[[ Material provided, beginning ]]
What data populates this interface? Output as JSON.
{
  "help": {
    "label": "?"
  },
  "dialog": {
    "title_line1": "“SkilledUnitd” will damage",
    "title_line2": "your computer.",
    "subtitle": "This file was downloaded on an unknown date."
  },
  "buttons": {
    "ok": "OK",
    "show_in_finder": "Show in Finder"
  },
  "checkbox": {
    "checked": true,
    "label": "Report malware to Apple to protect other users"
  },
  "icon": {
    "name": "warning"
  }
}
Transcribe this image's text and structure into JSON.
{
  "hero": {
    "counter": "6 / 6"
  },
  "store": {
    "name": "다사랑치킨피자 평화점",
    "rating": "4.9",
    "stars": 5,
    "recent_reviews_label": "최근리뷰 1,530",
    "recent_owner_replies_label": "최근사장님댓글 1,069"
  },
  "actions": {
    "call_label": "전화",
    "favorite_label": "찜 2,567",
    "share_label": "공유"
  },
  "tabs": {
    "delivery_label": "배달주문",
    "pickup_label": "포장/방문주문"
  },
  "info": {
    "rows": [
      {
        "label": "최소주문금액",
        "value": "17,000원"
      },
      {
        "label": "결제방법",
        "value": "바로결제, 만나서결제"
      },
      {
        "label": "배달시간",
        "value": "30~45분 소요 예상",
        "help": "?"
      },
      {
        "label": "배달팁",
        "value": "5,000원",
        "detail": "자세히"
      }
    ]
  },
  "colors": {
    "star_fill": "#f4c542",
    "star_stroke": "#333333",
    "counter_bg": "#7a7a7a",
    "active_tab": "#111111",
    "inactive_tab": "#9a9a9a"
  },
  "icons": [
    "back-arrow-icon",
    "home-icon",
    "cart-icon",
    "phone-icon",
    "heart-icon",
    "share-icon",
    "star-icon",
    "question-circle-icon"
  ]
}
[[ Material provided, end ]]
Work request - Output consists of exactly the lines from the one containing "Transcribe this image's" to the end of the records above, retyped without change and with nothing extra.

Finished exercise -
Transcribe this image's text and structure into JSON.
{
  "hero": {
    "counter": "6 / 6"
  },
  "store": {
    "name": "다사랑치킨피자 평화점",
    "rating": "4.9",
    "stars": 5,
    "recent_reviews_label": "최근리뷰 1,530",
    "recent_owner_replies_label": "최근사장님댓글 1,069"
  },
  "actions": {
    "call_label": "전화",
    "favorite_label": "찜 2,567",
    "share_label": "공유"
  },
  "tabs": {
    "delivery_label": "배달주문",
    "pickup_label": "포장/방문주문"
  },
  "info": {
    "rows": [
      {
        "label": "최소주문금액",
        "value": "17,000원"
      },
      {
        "label": "결제방법",
        "value": "바로결제, 만나서결제"
      },
      {
        "label": "배달시간",
        "value": "30~45분 소요 예상",
        "help": "?"
      },
      {
        "label": "배달팁",
        "value": "5,000원",
        "detail": "자세히"
      }
    ]
  },
  "colors": {
    "star_fill": "#f4c542",
    "star_stroke": "#333333",
    "counter_bg": "#7a7a7a",
    "active_tab": "#111111",
    "inactive_tab": "#9a9a9a"
  },
  "icons": [
    "back-arrow-icon",
    "home-icon",
    "cart-icon",
    "phone-icon",
    "heart-icon",
    "share-icon",
    "star-icon",
    "question-circle-icon"
  ]
}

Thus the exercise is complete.